Estimated read time: 4-5 minutes
This archived news story is available only for your personal, non-commercial use. Information in the story may be outdated or superseded by additional information. Reading or replaying the story in its archived form does not constitute a republication of the story.
SALT LAKE CITY — BYU found itself in unfamiliar territory Sunday when it cracked the Associated Press Top 25 poll, their first time since 2015.
Before the season, I would have told you it was an impossibly long shot, starting the season with three straight power five opponents, one of which was a Top 10 team before the season started, and another that was a borderline Top 25 selections. Both of those teams, Arizona and Wisconsin, were road games for BYU, with Heisman candidate running threats in Khalil Tate and Jonathan Taylor.
If BYU were to get a win in the first three weeks of the season, it would be against the Cal Bears, who missed a bowl game last season.
Now three weeks in, BYU has flipped the script on all expectations. The Cougars sit at 2-1, with wins over Arizona and Wisconsin, and a loss at home to Cal. Most impressively, BYU has flipped the script on how the team sees itself winning games.
Last season, offensive coordinator Ty Detmer and the BYU offense asked a lot of quarterback Tanner Mangum, making reads and throwing complicated deep passes. But new offensive coordinator Jeff Grimes has simplified BYU’s offensive system.
Grimes' first order of business at BYU was to beef up his offensive line, asking the position group he once coached at LSU, to up their overall weight. When taking on Power Five opponents last season, it was obvious BYU was overmatched physically by the bigger, more physical teams, most notably Wisconsin.
Head coach Kalani Sitake challenged Grimes, and his team, to match that physicality, and it’s been obvious through three weeks of the season.

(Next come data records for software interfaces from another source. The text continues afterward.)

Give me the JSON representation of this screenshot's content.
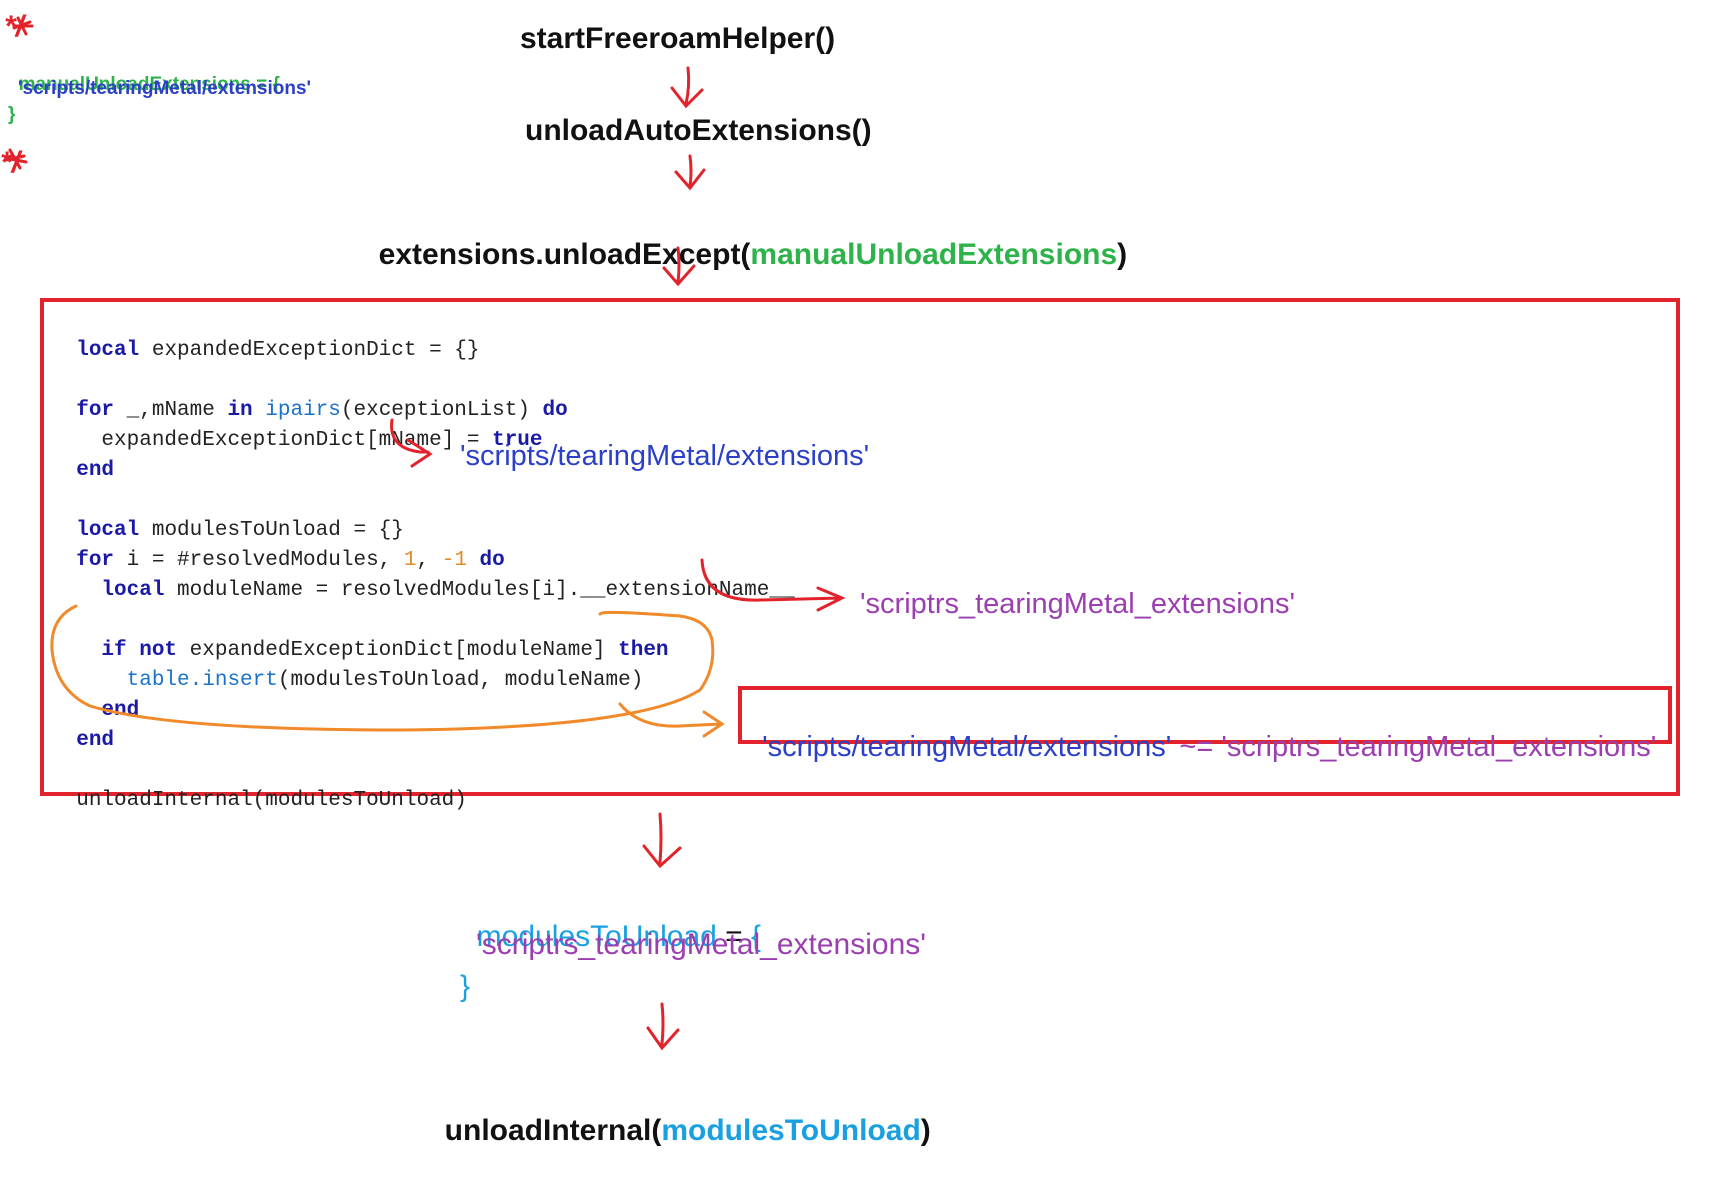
{
  "colors": {
    "arrow_red": "#e3232c",
    "circle_orange": "#f08a2a",
    "ident_green": "#2db34a",
    "ident_cyan": "#1aa0e0",
    "string_blue": "#2b3fc8",
    "string_purple": "#9b3fb0"
  },
  "note": {
    "open_mark": "*/",
    "line1_name": "manualUnloadExtensions",
    "line1_rest": " = {",
    "line2": "'scripts/tearingMetal/extensions'",
    "line3": "}",
    "close_mark": "*/"
  },
  "flow": {
    "step1": "startFreeroamHelper()",
    "step2": "unloadAutoExtensions()",
    "step3_prefix": "extensions.unloadExcept(",
    "step3_arg": "manualUnloadExtensions",
    "step3_suffix": ")"
  },
  "code": {
    "l1_kw": "local",
    "l1_rest": " expandedExceptionDict = {}",
    "l2_kw1": "for",
    "l2_mid": " _,mName ",
    "l2_kw2": "in",
    "l2_fn": " ipairs",
    "l2_args": "(exceptionList) ",
    "l2_kw3": "do",
    "l3_rest": "  expandedExceptionDict[mName] = ",
    "l3_kw": "true",
    "l4_kw": "end",
    "l5_kw": "local",
    "l5_rest": " modulesToUnload = {}",
    "l6_kw1": "for",
    "l6_rest": " i = #resolvedModules, ",
    "l6_n1": "1",
    "l6_sep": ", ",
    "l6_n2": "-1",
    "l6_kw2": " do",
    "l7_kw": "  local",
    "l7_rest": " moduleName = resolvedModules[i].__extensionName__",
    "l8_kw1": "  if not",
    "l8_rest": " expandedExceptionDict[moduleName] ",
    "l8_kw2": "then",
    "l9_fn": "    table.insert",
    "l9_rest": "(modulesToUnload, moduleName)",
    "l10_kw": "  end",
    "l11_kw": "end",
    "l12": "unloadInternal(modulesToUnload)"
  },
  "annotations": {
    "mname_value": "'scripts/tearingMetal/extensions'",
    "extname_value": "'scriptrs_tearingMetal_extensions'",
    "compare_left": "'scripts/tearingMetal/extensions'",
    "compare_op": " ~= ",
    "compare_right": "'scriptrs_tearingMetal_extensions'"
  },
  "result": {
    "name": "modulesToUnload",
    "eq": " = ",
    "open": "{",
    "item": "'scriptrs_tearingMetal_extensions'",
    "close": "}"
  },
  "final": {
    "prefix": "unloadInternal(",
    "arg": "modulesToUnload",
    "suffix": ")"
  }
}
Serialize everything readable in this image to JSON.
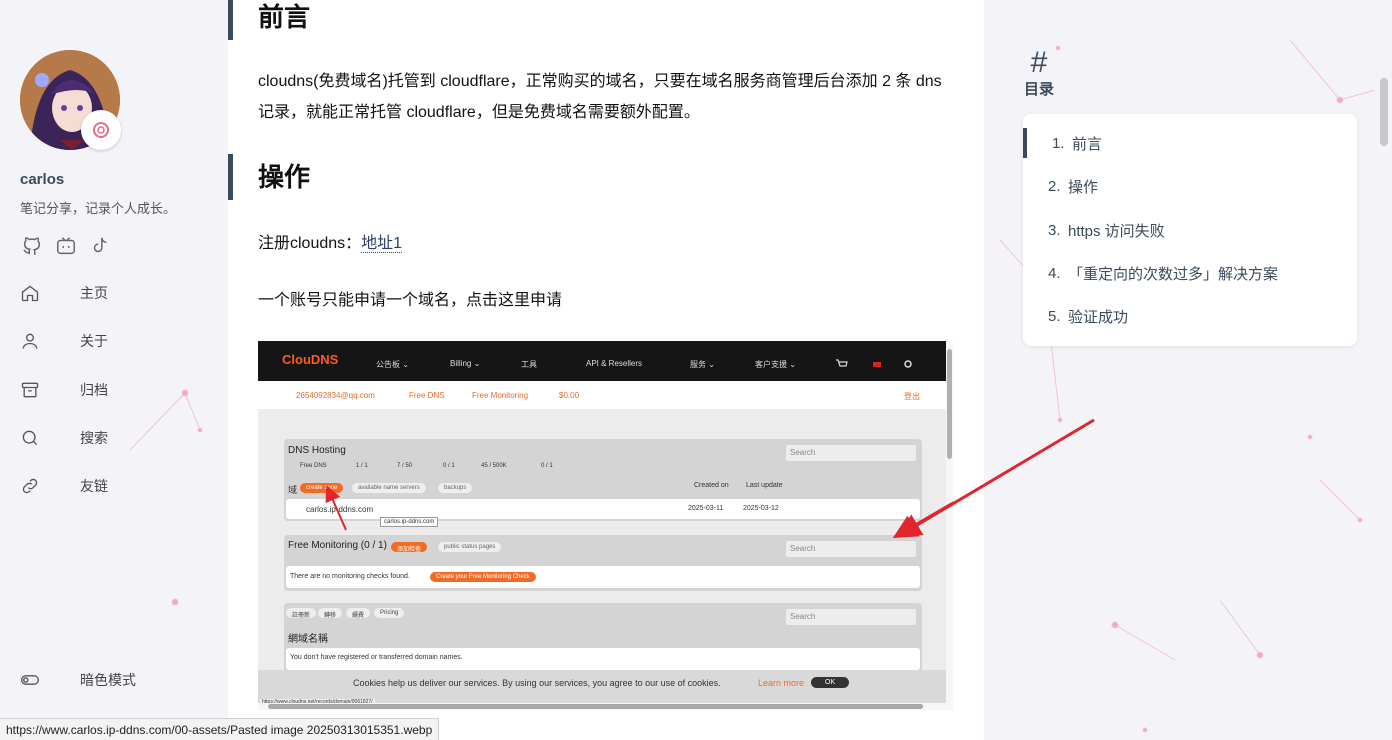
{
  "sidebar": {
    "username": "carlos",
    "motto": "笔记分享，记录个人成长。",
    "social_icons": [
      "github-icon",
      "bilibili-icon",
      "tiktok-icon"
    ],
    "nav": [
      {
        "icon": "home-icon",
        "label": "主页"
      },
      {
        "icon": "user-icon",
        "label": "关于"
      },
      {
        "icon": "archive-icon",
        "label": "归档"
      },
      {
        "icon": "search-icon",
        "label": "搜索"
      },
      {
        "icon": "link-icon",
        "label": "友链"
      }
    ],
    "dark_mode_label": "暗色模式"
  },
  "article": {
    "h_intro": "前言",
    "p_intro": "cloudns(免费域名)托管到 cloudflare，正常购买的域名，只要在域名服务商管理后台添加 2 条 dns 记录，就能正常托管 cloudflare，但是免费域名需要额外配置。",
    "h_ops": "操作",
    "reg_text": "注册cloudns：",
    "reg_link": "地址1",
    "one_account": "一个账号只能申请一个域名，点击这里申请"
  },
  "screenshot": {
    "logo": "ClouDNS",
    "menu": [
      "公告板 ⌄",
      "Billing ⌄",
      "工具",
      "API & Resellers",
      "服务 ⌄",
      "客户支援 ⌄"
    ],
    "email": "2654092834@qq.com",
    "free_dns": "Free DNS",
    "free_monitoring": "Free Monitoring",
    "balance": "$0.00",
    "logout": "登出",
    "dns_hosting": "DNS Hosting",
    "search": "Search",
    "stats": [
      "Free DNS",
      "1 / 1",
      "7 / 50",
      "0 / 1",
      "45 / 500K",
      "0 / 1"
    ],
    "domain_label": "域",
    "create_zone": "create zone",
    "available_ns": "available name servers",
    "backups": "backups",
    "created_on": "Created on",
    "last_update": "Last update",
    "zone_name": "carlos.ip-ddns.com",
    "zone_created": "2025-03-11",
    "zone_updated": "2025-03-12",
    "tooltip": "carlos.ip-ddns.com",
    "monitoring_title": "Free Monitoring (0 / 1)",
    "add_check": "添加检查",
    "public_status": "public status pages",
    "no_checks": "There are no monitoring checks found.",
    "create_check": "Create your Free Monitoring Check",
    "domain_tabs": [
      "註冊新",
      "轉移",
      "續費",
      "Pricing"
    ],
    "domain_names": "網域名稱",
    "no_domains": "You don't have registered or transferred domain names.",
    "cookie_text": "Cookies help us deliver our services. By using our services, you agree to our use of cookies.",
    "learn_more": "Learn more",
    "ok": "OK",
    "status_url": "https://www.cloudns.net/records/domain/9061827/"
  },
  "toc": {
    "header_symbol": "#",
    "header_label": "目录",
    "items": [
      {
        "num": "1.",
        "title": "前言"
      },
      {
        "num": "2.",
        "title": "操作"
      },
      {
        "num": "3.",
        "title": "https 访问失败"
      },
      {
        "num": "4.",
        "title": "「重定向的次数过多」解决方案"
      },
      {
        "num": "5.",
        "title": "验证成功"
      }
    ]
  },
  "statusbar": {
    "url": "https://www.carlos.ip-ddns.com/00-assets/Pasted image 20250313015351.webp"
  },
  "colors": {
    "accent": "#3c4a5e",
    "cloudns_orange": "#ff5a1f",
    "arrow_red": "#e0252d"
  }
}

Against Arizona, BYU simply dominated the line of scrimmage on both sides of the ball. Running back Squally Canada found huge holes to burst through, racking up easy yards on the ground.
But after Arizona got blown out on the road against Houston and BYU found itself on the wrong side of a bullying match against Cal, had the Cougars actually changed their culture, or had they just been the first team to expose a bad Arizona team?
Against Wisconsin that answer became abundantly clear. BYU can matchup with the more physical teams in college football; and when you can matchup physically, you have a chance to win every game.
Now, that isn’t to say BYU is about to run off a long series of wins. They will beat McNeese State Saturday at LaVell Edwards Stadium and move to a resounding 3-1. They will then go on the road for the first of a tough five-game stretch.
As rival Utah learned the hard way, Washington will throw a defense at BYU they have yet to see — even better than Wisconsin. The Cougars then take on three high-powered Mountain West offenses in Utah State, Hawaii and Boise State, with another tough defensive line in Northern Illinois mixed in between.
For BYU to win these games, they’ll have to open up their offense, as 12-of-22 passing for 89 yards likely won’t be enough from Mangum. And yet, it’s not like the Cougars will have to resort to an air-raid offensive scheme. Mangum will have to complete a higher percentage of his passes and will have to throw for more than 89 yards, but with a strong offensive line, he’ll likely find success in an offense with an clear identity running the ball.
BYU hasn’t established itself has having fully recovered from their 4-9 season last year, but a win over a Top 10 program on the road is as good of an indicator as they could have hoped for. With a positive identity up front on offense and a simplified game plan, the Cougars are well on their way back to a bowl game this season, which they can build on for the future.